> [Task description]: For the word "JSON", count the lines below that contain it. Give the number alone.

[Record set — start]

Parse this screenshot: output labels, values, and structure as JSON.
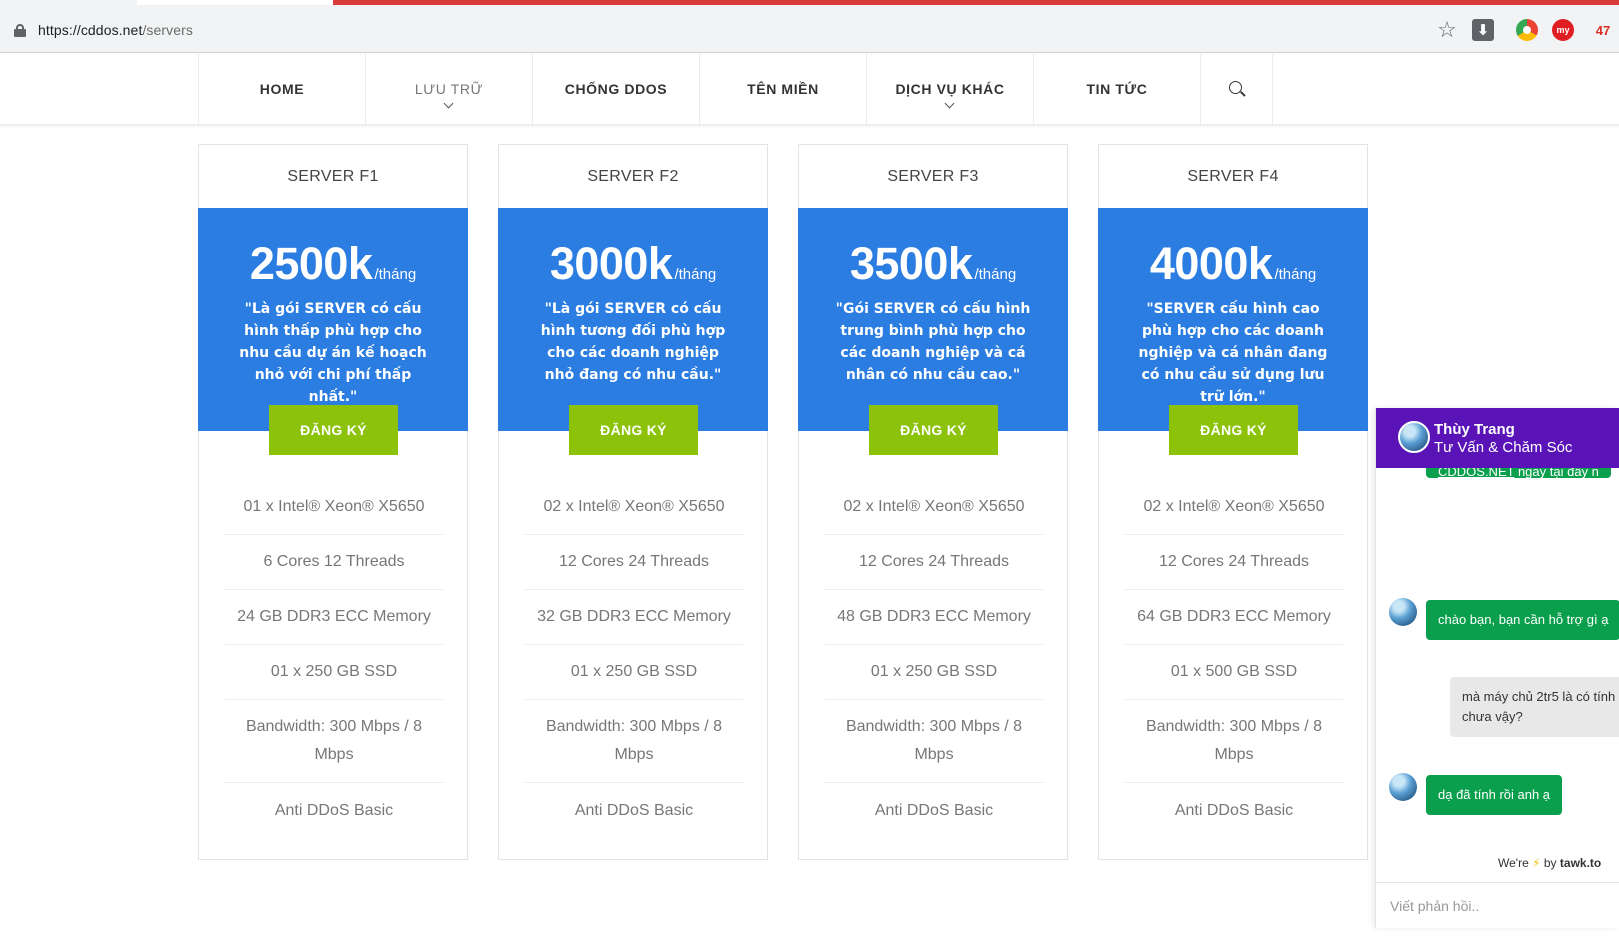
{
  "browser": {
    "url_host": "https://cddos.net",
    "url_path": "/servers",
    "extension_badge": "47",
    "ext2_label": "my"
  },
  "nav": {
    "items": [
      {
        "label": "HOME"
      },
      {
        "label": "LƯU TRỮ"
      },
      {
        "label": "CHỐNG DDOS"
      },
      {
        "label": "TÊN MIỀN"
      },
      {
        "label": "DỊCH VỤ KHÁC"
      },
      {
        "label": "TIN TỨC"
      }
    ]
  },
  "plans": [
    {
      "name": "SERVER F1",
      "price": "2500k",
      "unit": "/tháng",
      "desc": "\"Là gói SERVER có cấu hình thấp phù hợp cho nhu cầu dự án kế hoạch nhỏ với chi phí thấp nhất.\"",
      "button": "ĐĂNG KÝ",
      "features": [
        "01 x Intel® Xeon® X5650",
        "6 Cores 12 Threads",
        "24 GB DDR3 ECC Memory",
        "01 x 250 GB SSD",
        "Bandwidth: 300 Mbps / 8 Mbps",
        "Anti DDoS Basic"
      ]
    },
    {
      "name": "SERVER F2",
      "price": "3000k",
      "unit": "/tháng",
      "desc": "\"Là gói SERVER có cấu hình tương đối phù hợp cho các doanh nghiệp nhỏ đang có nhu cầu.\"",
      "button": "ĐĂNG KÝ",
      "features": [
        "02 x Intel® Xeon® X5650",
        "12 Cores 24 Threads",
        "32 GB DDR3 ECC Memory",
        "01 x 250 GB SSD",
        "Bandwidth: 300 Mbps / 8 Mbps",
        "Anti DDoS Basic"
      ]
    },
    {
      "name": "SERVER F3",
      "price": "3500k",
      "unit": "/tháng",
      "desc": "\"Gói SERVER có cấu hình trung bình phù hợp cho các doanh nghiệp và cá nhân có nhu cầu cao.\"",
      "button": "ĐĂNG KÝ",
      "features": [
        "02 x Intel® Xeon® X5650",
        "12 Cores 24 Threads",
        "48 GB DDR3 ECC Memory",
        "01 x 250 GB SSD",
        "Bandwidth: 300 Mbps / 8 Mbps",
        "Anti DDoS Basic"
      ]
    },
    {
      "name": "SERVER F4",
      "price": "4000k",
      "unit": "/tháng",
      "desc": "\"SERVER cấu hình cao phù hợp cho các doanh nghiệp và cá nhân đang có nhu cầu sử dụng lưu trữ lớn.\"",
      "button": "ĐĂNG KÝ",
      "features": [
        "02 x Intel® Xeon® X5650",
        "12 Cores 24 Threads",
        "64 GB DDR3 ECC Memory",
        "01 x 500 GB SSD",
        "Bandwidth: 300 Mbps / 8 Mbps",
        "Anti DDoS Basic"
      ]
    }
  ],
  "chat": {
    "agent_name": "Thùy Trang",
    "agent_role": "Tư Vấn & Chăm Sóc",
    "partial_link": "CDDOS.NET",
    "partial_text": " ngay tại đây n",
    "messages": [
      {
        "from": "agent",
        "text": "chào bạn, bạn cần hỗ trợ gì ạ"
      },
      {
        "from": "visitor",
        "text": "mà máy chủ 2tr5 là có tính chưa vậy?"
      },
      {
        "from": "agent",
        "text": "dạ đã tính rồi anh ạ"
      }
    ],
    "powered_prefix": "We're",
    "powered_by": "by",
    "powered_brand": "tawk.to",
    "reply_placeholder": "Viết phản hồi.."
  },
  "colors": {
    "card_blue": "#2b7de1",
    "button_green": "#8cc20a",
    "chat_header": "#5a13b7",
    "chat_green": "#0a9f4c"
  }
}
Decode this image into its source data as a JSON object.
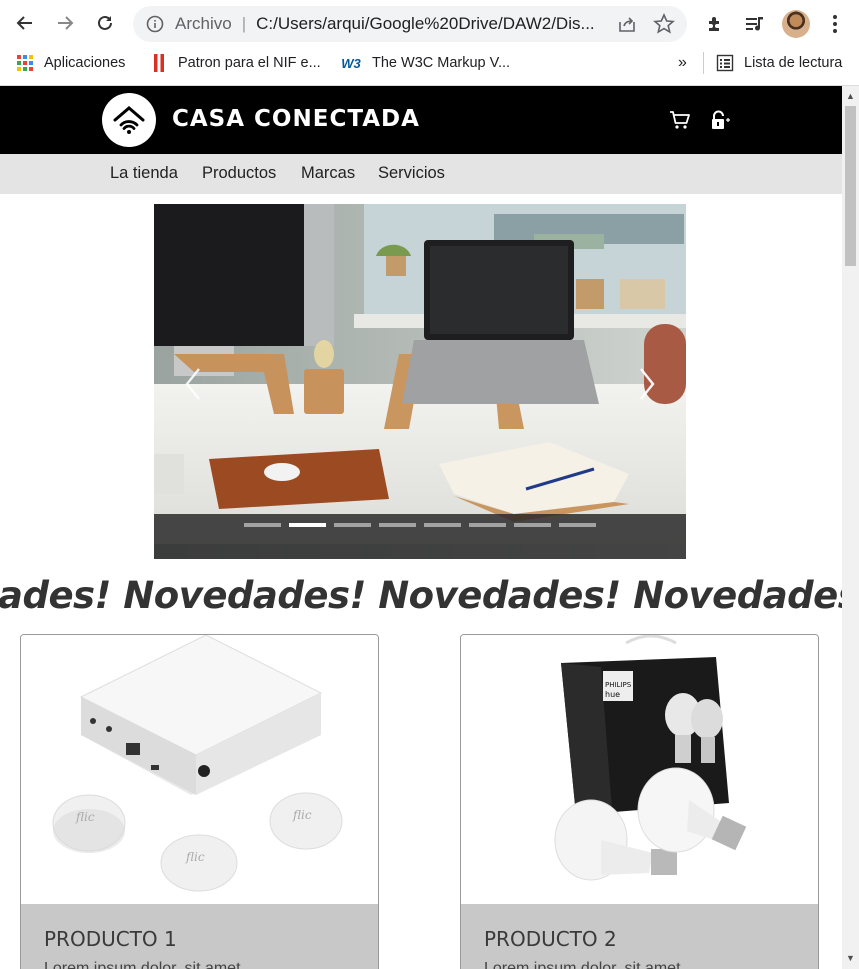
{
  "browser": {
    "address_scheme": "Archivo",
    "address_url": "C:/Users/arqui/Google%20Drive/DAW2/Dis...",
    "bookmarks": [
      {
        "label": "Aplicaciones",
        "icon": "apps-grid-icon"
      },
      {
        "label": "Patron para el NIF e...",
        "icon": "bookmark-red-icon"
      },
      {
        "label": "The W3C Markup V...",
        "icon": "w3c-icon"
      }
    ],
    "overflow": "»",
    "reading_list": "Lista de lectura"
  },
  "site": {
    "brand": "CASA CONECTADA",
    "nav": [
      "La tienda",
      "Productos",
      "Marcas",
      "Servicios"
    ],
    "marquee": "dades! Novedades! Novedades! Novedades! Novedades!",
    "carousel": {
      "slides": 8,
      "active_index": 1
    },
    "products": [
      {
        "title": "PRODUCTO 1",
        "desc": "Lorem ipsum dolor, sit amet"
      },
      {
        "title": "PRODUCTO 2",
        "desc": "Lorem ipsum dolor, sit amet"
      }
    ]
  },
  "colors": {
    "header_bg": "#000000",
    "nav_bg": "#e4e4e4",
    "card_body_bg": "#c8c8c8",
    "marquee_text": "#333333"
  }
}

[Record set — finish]

> [Task answer]: 2